- some bowls and bottles bear engraved decorations (fig. 8):
probably mainly of Italian origin,
iconographical themas: pagan, Christian, geometrical,
some Greek isncriptions.

– Summary:
- almost exclusively free-blown, plain, undecorated vessels;
- few fully mold-blown or dip mold-blown objects;
- some examples of engraved decoration;
- small number of vessels bears applied decoration.

– Role of glass vessels in pagan and Christian burial customs.

– Question with regard to the price of glass vessels.

• Window panes:
– fragments of window panes from around the 4th century: muff-process or cylinder’s technique of production.

• Jewelry – late 3rd-6th centuries A.D. (fig. 12-13):

– Pendants:
- jars, juglets shapes, disks with stamped motifs, glass droplets.

– Beads:
- large-sized biconical or globular, dark-colored body decorated with white trails or specks; cylindrical, segmented, and patterned by the segmenting mold, gilded, or plain, spirally-ribbed pieces,
- other beads: smooth and ribbed globural, ovoid, prear-shaped, cylindrical, cubical, hexahedronlike, hexagonal, multifaceted; technics: winding, folding, molding, segmentation, drawing etc.
- eastern Mediterranean production.

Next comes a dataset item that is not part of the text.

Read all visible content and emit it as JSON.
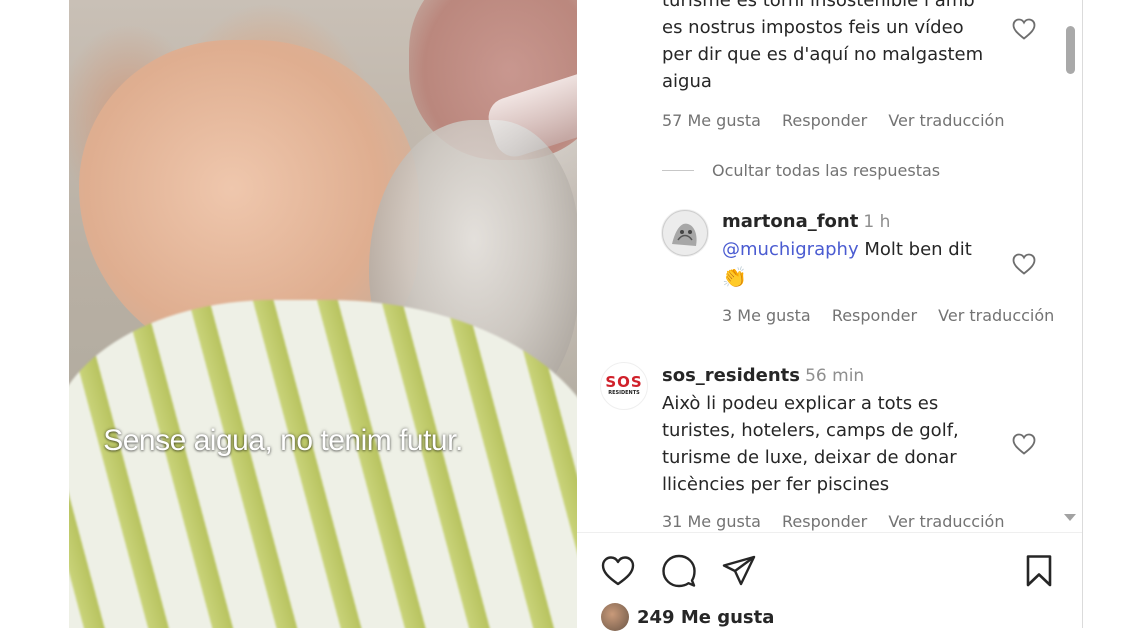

– Bracelets:
- dark-colored: purple or dark green,
- section: circular, semicircular, and flat, band-like cross-section,
- technics: seamed, from drawn out canes of glass; seamless, made with the performation and centrifugal rotation of hot mass of glass,
- decoration: majority plain, few examples with pressed, geometrical motifs.

– Rings:
- glass ring gems: no decoration, lenticular, plano-convex, occasionally in the shape of pyramid.

– Enameled jewelry:
- some examples of glass enamel on golden earrings.

• Mosaics:
– examples from churches: the Rotunda, Acheiropoirtos, St. Demetrios, the Latomou monastery;
– tesserae cut on-site from large glass cakes: probably made with imported raw glass, possibly locally shaped, exception – gold-glass tesserae arrived on site either in cakes.
Grèce Greece Thessaloniki consommation production

Version 5, données dudata date 30 janvier 2013January 30th 2013